The one common denominator with them all is their manager. All of his charges look a yard faster than at any point last year. They look hungrier for success and ready to fight for each other and their gaffer. Such qualities cannot be overvalued in the cut-and-thrust of a title race in a league as competitive as the Premier League.
Some managers, like Jose Mourinho at Chelsea, have no problem publicly singling out their stars when their levels drop below their best. That has never been Pellegrini’s way. Whatever he has done has been behind closed doors.
It is probably fair to assume that there were some strong words spoken throughout last season. To us on the outside, it may seem that Pellegrini’s calm exterior can’t be breached, but it is not possible that he has made it to the upper echelons of European football without being able to stick a few rockets up some posteriors when required.
Maybe we should have all seen this coming. Maybe the fact the he repaired one severely fractured City squad should have been enough evidence to suggest that he would do the same again. I don’t mind holding up my hands up and saying that I had hoped Manuel Pellegrini would be dismissed from his role as Manchester City manager and I also don’t mind saying that I am delighted to now be eating my words.
That’s not to say the criticism last year wasn’t justified, but the conclusion I assumed would be the natural one never came to pass.
The biggest decision that Khaldoon Al-Mubarak and his team had to make this summer was whether to put somebody else in the hot seat. They were clear and decisive that Manuel was their man, to the point of handing him a one-year contract extentsion.

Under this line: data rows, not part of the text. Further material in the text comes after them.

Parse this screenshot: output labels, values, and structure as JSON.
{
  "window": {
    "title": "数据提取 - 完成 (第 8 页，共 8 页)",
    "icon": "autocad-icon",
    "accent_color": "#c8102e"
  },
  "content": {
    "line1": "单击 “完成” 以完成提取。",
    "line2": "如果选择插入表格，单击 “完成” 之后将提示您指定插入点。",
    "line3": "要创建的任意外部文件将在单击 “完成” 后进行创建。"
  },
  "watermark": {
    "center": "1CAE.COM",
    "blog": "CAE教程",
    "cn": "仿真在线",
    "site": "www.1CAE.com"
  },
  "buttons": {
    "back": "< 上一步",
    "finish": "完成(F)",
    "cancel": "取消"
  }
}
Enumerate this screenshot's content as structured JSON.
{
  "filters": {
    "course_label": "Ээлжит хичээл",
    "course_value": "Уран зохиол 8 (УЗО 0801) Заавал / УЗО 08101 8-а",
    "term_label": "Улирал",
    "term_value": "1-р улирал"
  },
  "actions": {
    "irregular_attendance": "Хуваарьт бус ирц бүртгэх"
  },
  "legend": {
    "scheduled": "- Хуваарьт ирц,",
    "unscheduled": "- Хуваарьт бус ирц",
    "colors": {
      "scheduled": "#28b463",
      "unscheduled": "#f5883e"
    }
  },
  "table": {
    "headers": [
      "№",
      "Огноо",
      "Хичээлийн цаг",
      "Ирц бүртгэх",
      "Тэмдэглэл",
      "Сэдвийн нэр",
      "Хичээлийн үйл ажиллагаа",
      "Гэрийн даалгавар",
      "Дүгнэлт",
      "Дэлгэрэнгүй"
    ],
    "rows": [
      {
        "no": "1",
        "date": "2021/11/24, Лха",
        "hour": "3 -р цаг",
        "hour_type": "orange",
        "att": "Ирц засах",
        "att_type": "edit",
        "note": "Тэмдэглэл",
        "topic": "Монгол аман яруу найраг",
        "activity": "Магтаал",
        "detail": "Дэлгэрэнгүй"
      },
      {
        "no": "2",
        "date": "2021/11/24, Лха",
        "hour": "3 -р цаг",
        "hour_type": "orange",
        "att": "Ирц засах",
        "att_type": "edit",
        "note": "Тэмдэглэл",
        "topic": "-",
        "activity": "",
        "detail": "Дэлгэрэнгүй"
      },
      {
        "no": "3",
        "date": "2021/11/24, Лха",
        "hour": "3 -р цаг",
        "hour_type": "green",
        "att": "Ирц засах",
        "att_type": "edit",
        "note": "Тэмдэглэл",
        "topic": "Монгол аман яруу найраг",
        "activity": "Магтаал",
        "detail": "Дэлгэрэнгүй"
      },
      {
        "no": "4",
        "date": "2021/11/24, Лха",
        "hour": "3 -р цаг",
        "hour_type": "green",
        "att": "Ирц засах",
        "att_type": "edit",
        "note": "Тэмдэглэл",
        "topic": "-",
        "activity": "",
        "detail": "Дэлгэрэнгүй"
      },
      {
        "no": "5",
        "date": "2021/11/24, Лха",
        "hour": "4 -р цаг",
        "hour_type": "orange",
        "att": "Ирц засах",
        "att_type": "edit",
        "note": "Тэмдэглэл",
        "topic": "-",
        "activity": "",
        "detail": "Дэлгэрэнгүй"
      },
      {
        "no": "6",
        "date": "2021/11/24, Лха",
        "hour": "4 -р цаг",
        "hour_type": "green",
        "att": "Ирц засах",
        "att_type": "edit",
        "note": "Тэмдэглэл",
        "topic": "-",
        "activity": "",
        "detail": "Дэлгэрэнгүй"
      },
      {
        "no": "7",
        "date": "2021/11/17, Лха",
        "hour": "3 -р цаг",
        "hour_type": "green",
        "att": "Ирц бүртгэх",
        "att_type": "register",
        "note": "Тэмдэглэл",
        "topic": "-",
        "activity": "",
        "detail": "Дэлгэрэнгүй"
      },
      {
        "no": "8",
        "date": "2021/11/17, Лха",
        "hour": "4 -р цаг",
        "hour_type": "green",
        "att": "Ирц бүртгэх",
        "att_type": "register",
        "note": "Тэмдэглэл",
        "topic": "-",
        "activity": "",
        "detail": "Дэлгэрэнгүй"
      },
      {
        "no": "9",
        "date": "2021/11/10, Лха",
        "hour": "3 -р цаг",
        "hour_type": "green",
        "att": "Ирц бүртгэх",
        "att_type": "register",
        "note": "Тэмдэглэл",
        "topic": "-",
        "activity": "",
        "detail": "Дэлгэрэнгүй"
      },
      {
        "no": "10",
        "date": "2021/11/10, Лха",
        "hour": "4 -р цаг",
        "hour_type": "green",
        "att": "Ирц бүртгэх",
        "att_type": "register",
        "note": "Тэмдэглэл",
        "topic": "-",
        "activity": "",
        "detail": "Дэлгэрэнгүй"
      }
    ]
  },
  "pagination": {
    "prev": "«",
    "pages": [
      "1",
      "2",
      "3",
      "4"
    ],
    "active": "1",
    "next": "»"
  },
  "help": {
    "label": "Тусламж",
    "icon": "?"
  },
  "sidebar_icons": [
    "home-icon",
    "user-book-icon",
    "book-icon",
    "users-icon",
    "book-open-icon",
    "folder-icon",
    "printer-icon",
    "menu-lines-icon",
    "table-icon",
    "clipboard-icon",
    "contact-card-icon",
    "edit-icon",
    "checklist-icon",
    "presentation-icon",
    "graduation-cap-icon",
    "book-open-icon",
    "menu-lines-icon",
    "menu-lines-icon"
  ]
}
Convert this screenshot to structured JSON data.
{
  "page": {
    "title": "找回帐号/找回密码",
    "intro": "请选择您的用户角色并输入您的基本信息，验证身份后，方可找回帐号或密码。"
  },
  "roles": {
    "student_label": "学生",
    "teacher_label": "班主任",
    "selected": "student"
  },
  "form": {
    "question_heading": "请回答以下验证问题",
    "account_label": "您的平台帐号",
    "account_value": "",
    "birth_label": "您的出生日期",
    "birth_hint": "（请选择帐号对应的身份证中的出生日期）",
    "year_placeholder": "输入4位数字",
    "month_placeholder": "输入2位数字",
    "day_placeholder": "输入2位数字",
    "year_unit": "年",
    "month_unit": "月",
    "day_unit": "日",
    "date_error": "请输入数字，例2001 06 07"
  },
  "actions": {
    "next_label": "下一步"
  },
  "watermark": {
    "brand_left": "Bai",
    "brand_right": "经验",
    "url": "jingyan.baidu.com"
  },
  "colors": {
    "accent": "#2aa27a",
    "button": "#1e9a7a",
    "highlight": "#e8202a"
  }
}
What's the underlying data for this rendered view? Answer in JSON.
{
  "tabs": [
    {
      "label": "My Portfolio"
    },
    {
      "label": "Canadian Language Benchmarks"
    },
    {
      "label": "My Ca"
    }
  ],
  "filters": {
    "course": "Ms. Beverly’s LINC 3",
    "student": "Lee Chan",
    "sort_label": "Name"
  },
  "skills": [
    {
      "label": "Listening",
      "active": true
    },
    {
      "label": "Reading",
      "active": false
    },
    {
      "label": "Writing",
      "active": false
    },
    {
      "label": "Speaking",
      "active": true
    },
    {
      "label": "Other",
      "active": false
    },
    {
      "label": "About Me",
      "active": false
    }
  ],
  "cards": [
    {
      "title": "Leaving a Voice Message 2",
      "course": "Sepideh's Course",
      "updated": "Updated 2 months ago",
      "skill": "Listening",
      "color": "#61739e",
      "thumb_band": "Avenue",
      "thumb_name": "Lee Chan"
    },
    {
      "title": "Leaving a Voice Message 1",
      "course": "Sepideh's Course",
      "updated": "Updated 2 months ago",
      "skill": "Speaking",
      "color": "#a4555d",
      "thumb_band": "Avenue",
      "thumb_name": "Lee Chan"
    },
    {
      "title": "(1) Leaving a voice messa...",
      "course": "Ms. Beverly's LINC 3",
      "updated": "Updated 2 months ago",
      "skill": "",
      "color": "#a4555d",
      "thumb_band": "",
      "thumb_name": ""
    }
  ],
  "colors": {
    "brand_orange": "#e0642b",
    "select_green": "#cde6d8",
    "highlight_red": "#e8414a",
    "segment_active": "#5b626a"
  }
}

Everybody at Manchester City should be thankful for their decision; the Blues look set to reap rich reward for it.
Written by Richard Burns